A working hypothesis suggests that wild rainbow stocks in monoculture and coarse fish lakes represent two fundamentally different management situations. Within these two categories the ratio of lake area to stream spawning and rearing area is the key driving variable. In comparison with monoculture lakes, coarse fish lakes are hypothesized to have lower stock productivity and an exacerbated effect of size on survival. As a result, rainbow stocks in coarse fish lakes are more prone to population collapse and more dependent on streams as rearing areas for juveniles. If true, this implies that avoiding population collapse and protection of stream rearing habitat are key management problems on coarse fish lakes. In contrast, excessive juvenile recruitment and insensitivity to high rates of exploitation should be more characteristic of monoculture lakes.

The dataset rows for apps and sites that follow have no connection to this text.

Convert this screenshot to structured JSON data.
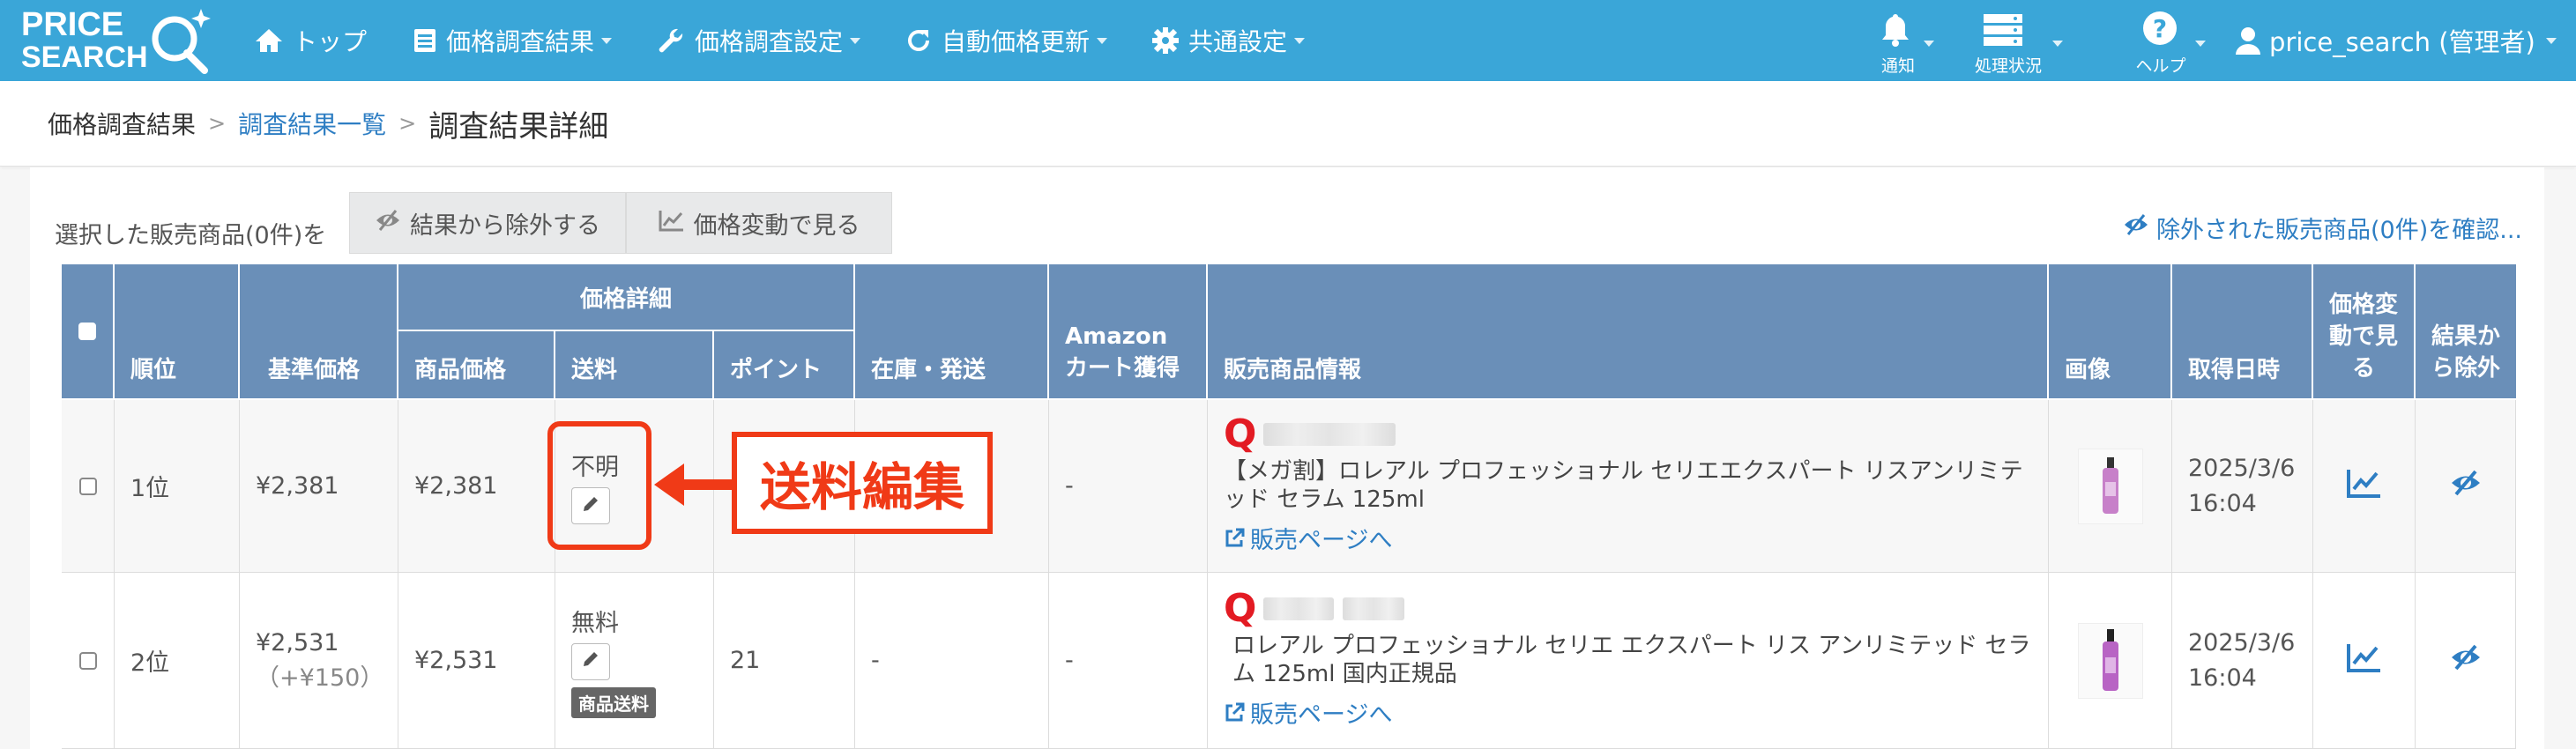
{
  "nav": {
    "logo_text_top": "PRICE",
    "logo_text_bottom": "SEARCH",
    "top": "トップ",
    "results": "価格調査結果",
    "settings": "価格調査設定",
    "auto_update": "自動価格更新",
    "common": "共通設定",
    "notify": "通知",
    "status": "処理状況",
    "help": "ヘルプ",
    "user": "price_search (管理者)"
  },
  "breadcrumb": {
    "root": "価格調査結果",
    "list": "調査結果一覧",
    "current": "調査結果詳細"
  },
  "actions": {
    "selected_label": "選択した販売商品(0件)を",
    "exclude_btn": "結果から除外する",
    "price_change_btn": "価格変動で見る",
    "excluded_link": "除外された販売商品(0件)を確認..."
  },
  "table": {
    "headers": {
      "rank": "順位",
      "base_price": "基準価格",
      "price_detail": "価格詳細",
      "item_price": "商品価格",
      "shipping": "送料",
      "point": "ポイント",
      "stock": "在庫・発送",
      "amazon_l1": "Amazon",
      "amazon_l2": "カート獲得",
      "product_info": "販売商品情報",
      "image": "画像",
      "acquired": "取得日時",
      "price_view_l1": "価格変",
      "price_view_l2": "動で見",
      "price_view_l3": "る",
      "exclude_l1": "結果か",
      "exclude_l2": "ら除外"
    },
    "rows": [
      {
        "rank": "1位",
        "base_price": "¥2,381",
        "base_diff": "",
        "item_price": "¥2,381",
        "shipping": "不明",
        "shipping_badge": "",
        "point": "",
        "stock": "",
        "amazon": "-",
        "product_name": "【メガ割】ロレアル プロフェッショナル セリエエクスパート リスアンリミテッド セラム 125ml",
        "sale_link": "販売ページへ",
        "date": "2025/3/6",
        "time": "16:04"
      },
      {
        "rank": "2位",
        "base_price": "¥2,531",
        "base_diff": "（+¥150）",
        "item_price": "¥2,531",
        "shipping": "無料",
        "shipping_badge": "商品送料",
        "point": "21",
        "stock": "-",
        "amazon": "-",
        "product_name": "ロレアル プロフェッショナル セリエ エクスパート リス アンリミテッド セラム 125ml 国内正規品",
        "sale_link": "販売ページへ",
        "date": "2025/3/6",
        "time": "16:04"
      }
    ]
  },
  "annotation": {
    "label": "送料編集"
  },
  "colors": {
    "nav_bg": "#3aa6d8",
    "table_header": "#6a8fb8",
    "annotation": "#f03a17",
    "link": "#2e7ec3"
  },
  "icons": [
    "home-icon",
    "list-icon",
    "wrench-icon",
    "refresh-icon",
    "gear-icon",
    "bell-icon",
    "server-icon",
    "help-icon",
    "user-icon",
    "eye-slash-icon",
    "line-chart-icon",
    "pencil-icon",
    "external-link-icon"
  ]
}
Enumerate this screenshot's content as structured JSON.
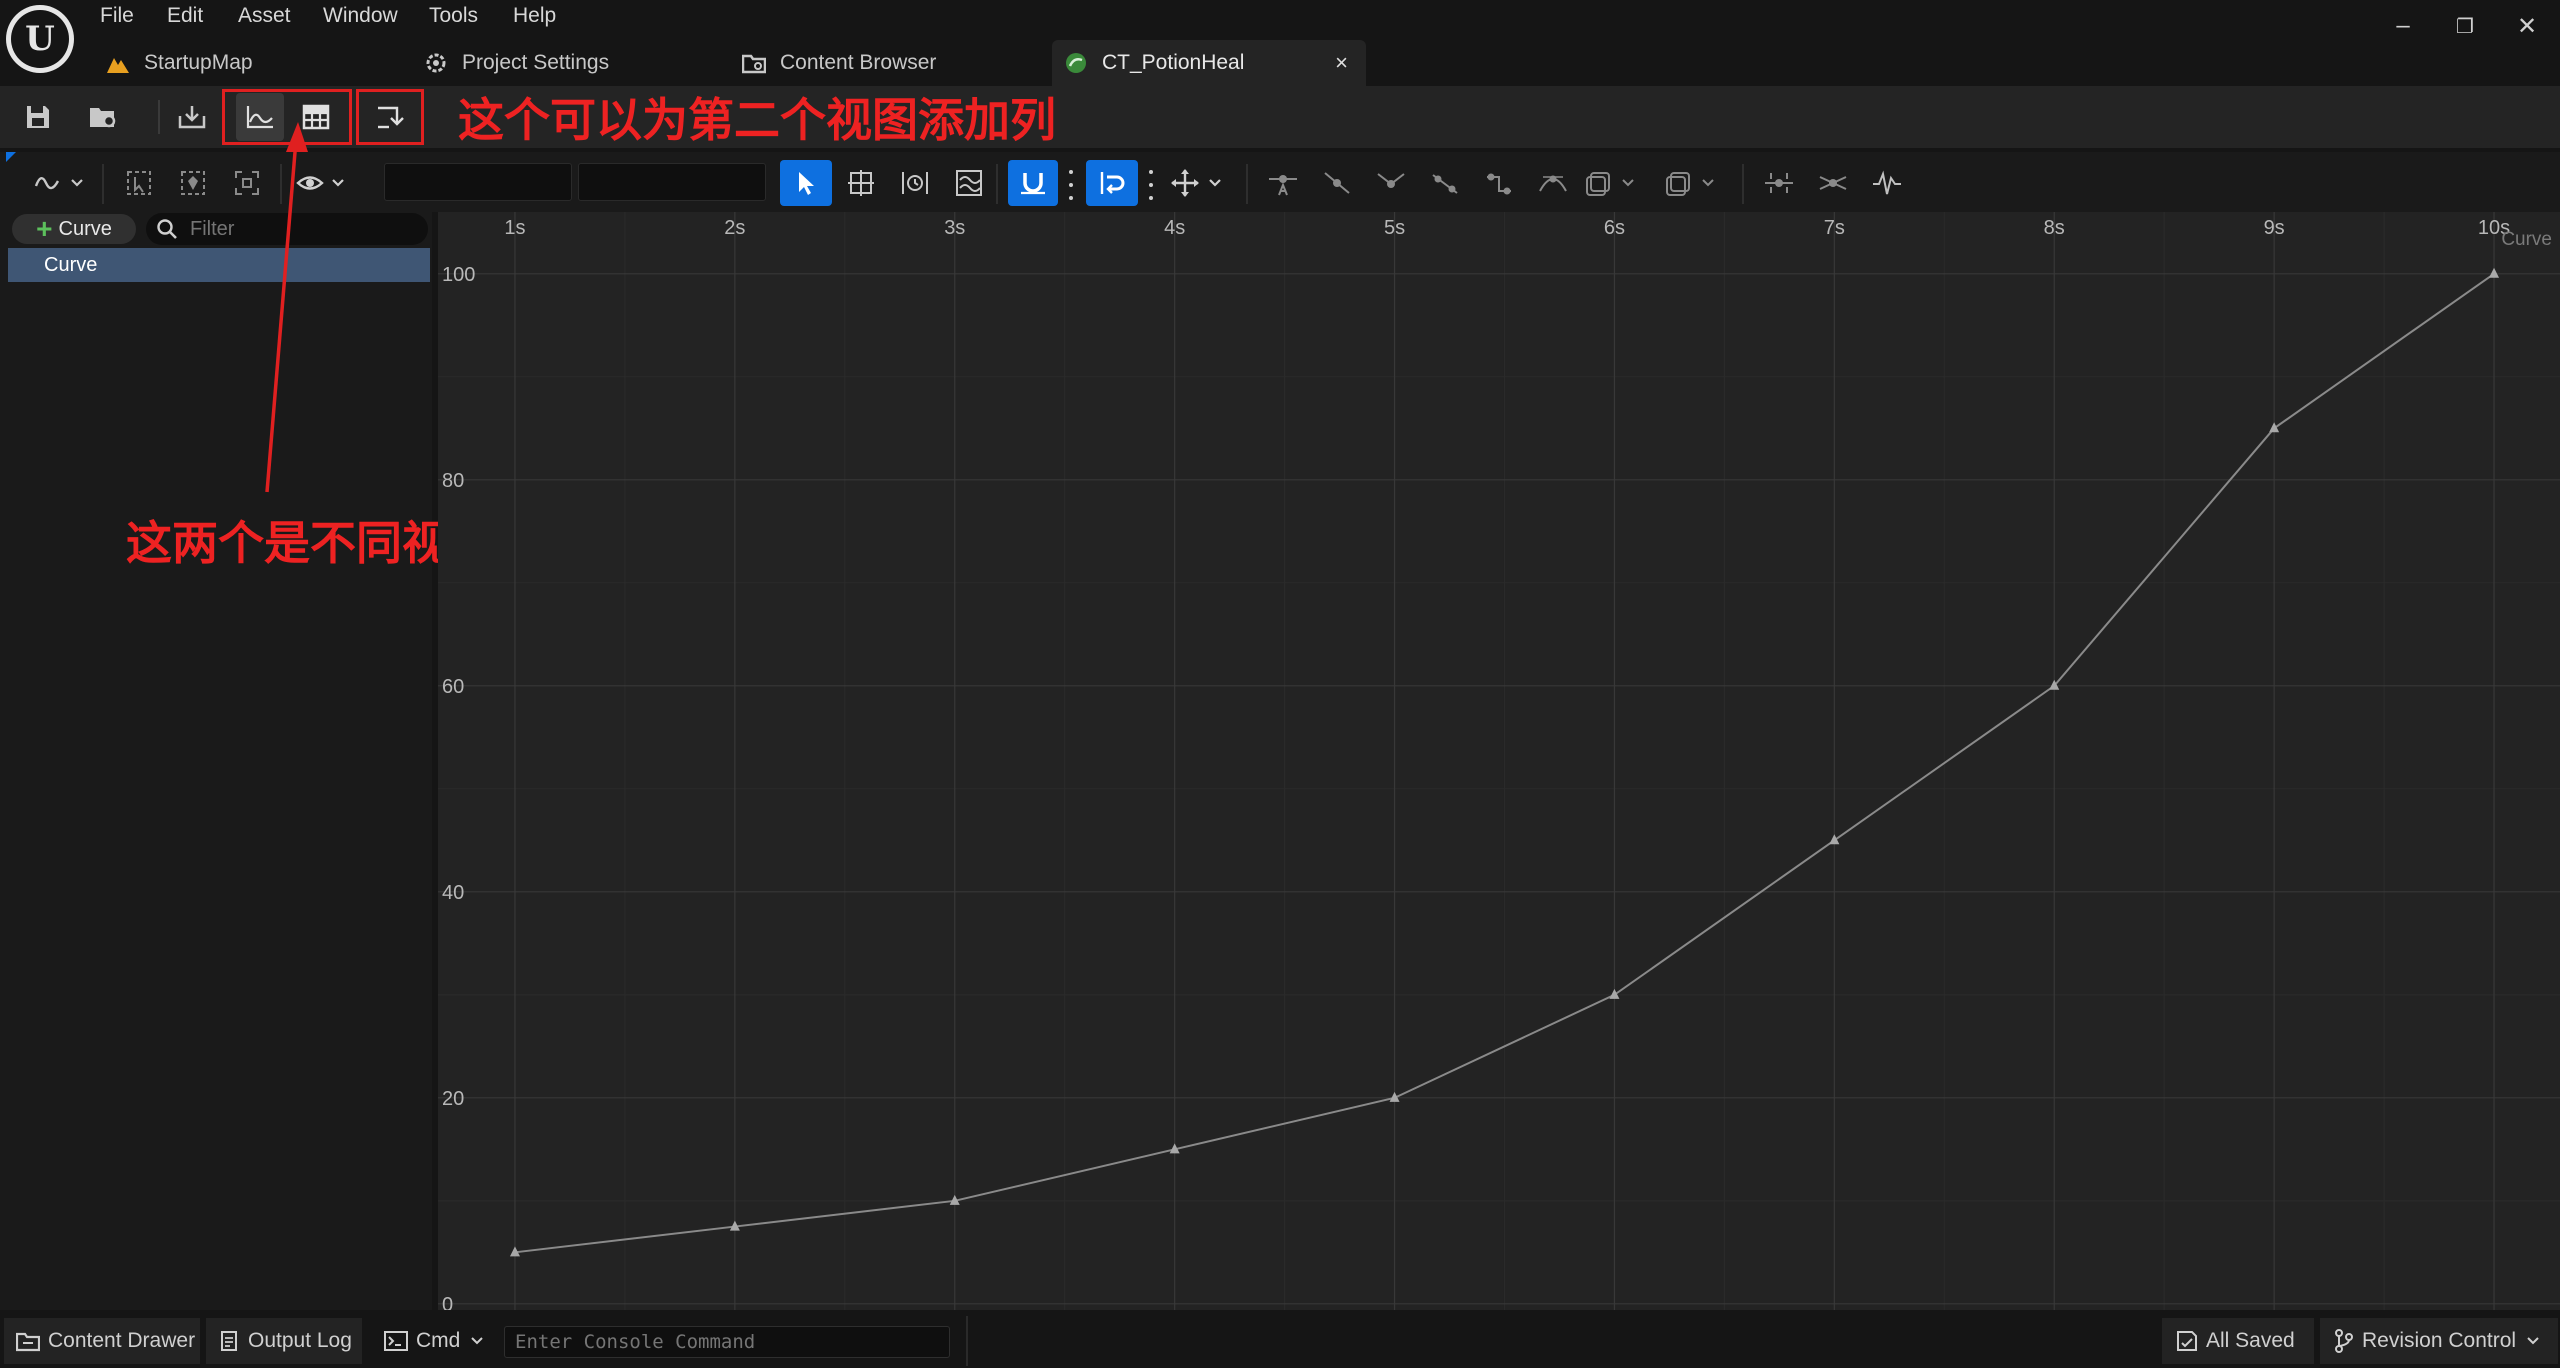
{
  "menu": [
    "File",
    "Edit",
    "Asset",
    "Window",
    "Tools",
    "Help"
  ],
  "tabs": [
    {
      "label": "StartupMap",
      "icon": "level-icon"
    },
    {
      "label": "Project Settings",
      "icon": "settings-icon"
    },
    {
      "label": "Content Browser",
      "icon": "folder-icon"
    },
    {
      "label": "CT_PotionHeal",
      "icon": "curve-table-icon",
      "active": true
    }
  ],
  "tab_close": "×",
  "window_controls": {
    "minimize": "–",
    "restore": "❐",
    "close": "✕"
  },
  "annotations": {
    "top": "这个可以为第二个视图添加列",
    "middle": "这两个是不同视图的切换"
  },
  "left_panel": {
    "add_curve_label": "Curve",
    "filter_placeholder": "Filter",
    "curves": [
      "Curve"
    ]
  },
  "colors": {
    "accent_blue": "#0e70e0",
    "selection_row": "#3f5674",
    "annotation_red": "#e02020",
    "curve_line": "#8a8a8a"
  },
  "chart_data": {
    "type": "line",
    "title": "",
    "xlabel": "",
    "ylabel": "",
    "series": [
      {
        "name": "Curve",
        "x": [
          1,
          2,
          3,
          4,
          5,
          6,
          7,
          8,
          9,
          10
        ],
        "values": [
          5,
          7.5,
          10,
          15,
          20,
          30,
          45,
          60,
          85,
          100
        ]
      }
    ],
    "x_ticks": [
      "1s",
      "2s",
      "3s",
      "4s",
      "5s",
      "6s",
      "7s",
      "8s",
      "9s",
      "10s"
    ],
    "y_ticks": [
      0,
      20,
      40,
      60,
      80,
      100
    ],
    "xlim": [
      0.65,
      10.3
    ],
    "ylim": [
      -0.6,
      106
    ],
    "grid": true,
    "series_label": "Curve"
  },
  "status_bar": {
    "content_drawer": "Content Drawer",
    "output_log": "Output Log",
    "cmd": "Cmd",
    "console_placeholder": "Enter Console Command",
    "all_saved": "All Saved",
    "revision_control": "Revision Control"
  }
}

Parkinson, Eric A.. 1990. A Framework for Wild Stock Management of Rainbow Trout in Small B.C. Lakes. BC Ministry of Environment. Fisheries Project Report. RD-23